United States District Court, E.D. Tennessee, Chattanooga
JACK T. JONES, Petitioner,
DOUG COOK, Respondent.
S. MATTICE, JR. UNITED STATES DISTRICT JUDGE
a pro se petition for habeas corpus relief pursuant to 28
U.S.C. § 2254. Now before the Court is Respondent's
motion to dismiss the petition as time-barred [Doc. 8].
Petitioner has filed a response in opposition to the motion
to dismiss [Doc. 11]. For the following reasons, the motion
to dismiss [Doc. 8] will be GRANTED and this
action will be DISMISSED.
April 18, 2007, Petitioner pled guilty to four counts of
aggravated sexual battery in the Criminal Court of Sumner
County, Tennessee. State v. Jones, No.
M2007-01494-CCA-R3-CD, 2008 WL 4853156, at *1 (Tenn. Crim.
App. Nov. 10, 2008); perm. app. denied Tenn. May 11,
2009; [Doc. 10-1 p. 21]. Petitioner was ordered to serve nine
years on each count, with the sentences for three of the four
counts to be served consecutively, resulting in a
twenty-seven year effective sentence. Id.
2, 2007, Petitioner filed an appeal of his conviction in
which he asserted that the trial court erred in requiring him
to serve his sentences consecutively and in giving him more
than the maximum sentence. State v. Jones, No.
M2007-01494-CCA-R3-CD, 2008 WL 4853156 (Tenn. Crim. App. Nov.
10, 2008); perm. app. denied Tenn. May 11, 2009;
[Doc. 10-1 p. 26-28]. On November 10, 2008, the Tennessee
Court of Criminal Appeals (“TCCA”) remanded the
case for the trial court to modify Petitioner's total
effective sentence to twenty-four years, but otherwise
affirmed the trial court's judgments. Id. at
*8-9. On August 3, 2009, the Criminal Court for Sumner County
entered amended judgments in accordance with the TCCA's
finding [Doc. 12-1].
March 21, 2014, Petitioner filed a “Motion to Reopen
Post-Conviction Petition” in Sumner County Criminal
Court, which was treated as a motion for post-conviction
relief as Petitioner had not previously sought
post-conviction relief [Doc. 10-10 p. 3-20, 27]. The
post-conviction court denied the petition as time-barred,
finding that no due process issues tolled the statute of
limitations and that the Tennessee Criminal Court of Appeals
had previously determined the issue raised therein
[Id. at 27-28]. The Tennessee Court of Criminal

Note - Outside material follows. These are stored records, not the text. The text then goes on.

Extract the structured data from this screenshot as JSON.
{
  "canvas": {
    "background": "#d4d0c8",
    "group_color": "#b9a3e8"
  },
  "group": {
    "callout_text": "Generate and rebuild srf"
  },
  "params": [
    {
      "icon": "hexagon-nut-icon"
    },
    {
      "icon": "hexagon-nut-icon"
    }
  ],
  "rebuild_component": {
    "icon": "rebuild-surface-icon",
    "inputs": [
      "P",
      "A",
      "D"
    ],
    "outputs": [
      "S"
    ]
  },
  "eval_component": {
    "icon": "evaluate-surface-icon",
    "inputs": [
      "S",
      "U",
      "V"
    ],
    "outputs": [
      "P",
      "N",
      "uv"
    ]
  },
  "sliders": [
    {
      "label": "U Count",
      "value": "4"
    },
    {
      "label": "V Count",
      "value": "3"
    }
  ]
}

Appeals affirmed this denial on the same grounds. Jones
v. State, No. M2014-00863-CCA-R3-PC, 2014 WL 4458911
(Tenn. Crim. App. Sept. 10, 2014), perm. app. denied
Dec. 18, 2014.
filed the instant §2254 petition on January 15, 2015
[Doc. 1 p. 15].
Antiterrorism and Effective Death Penalty Act of 1996
(AEDPA), codified in 28 U.S.C. § 2241, et seq.,
provides a one-year statute of limitations for the filing of
an application for a federal writ of habeas corpus. The
statute provides, in relevant part:
A 1-year period of limitation shall apply to an application
for a writ of habeas corpus by a person in custody pursuant
to the judgment of a State Court. The limitation period shall
run from the latest of--
(A) the date on which the judgment became final by the
conclusion of direct review . . . . [or]
* * *
(C) the date on which the constitutional right asserted was
initially recognized by the Supreme Court, if the right has
been newly recognized by the Supreme Court and made
retroactively applicable to cases on collateral review . . .
28 U.S.C. § 2244(d)(1). However, the time “during
which a properly filed application for State post-conviction
or other collateral review with respect to the pertinent
judgment or claim is pending shall not be counted toward any
period of limitation. . . .” 28 U.S.C. §
criminal defendant receives a new sentence, that judgment
permits him to file a new application to attack the sentence
and/or the conviction. King v. Morgan, 807 F.3d 154,
158 (6th Cir. 2015 (quoting Magwood v. Patterson,
561 U.S. 320, 338 (2010)). Thus, the statute of limitations
clock begins to run anew when the amended judgment becomes
final. Id. at 157.
forth above, on August 3, 2009, the Criminal Court for Sumner
County entered amended judgments regarding Petitioner's
sentence [Doc. 12-1]. Nothing in the record suggests that
Petitioner appealed or otherwise filed any post-judgment
motions regarding these amended judgments. As such, the
amended judgments became final on September 2, 2009, thirty
days after their entry. State v. Peele, 58 S.W.3d
701, 704 (Tenn. 2001) (holding that “[a] trial
court's judgment ...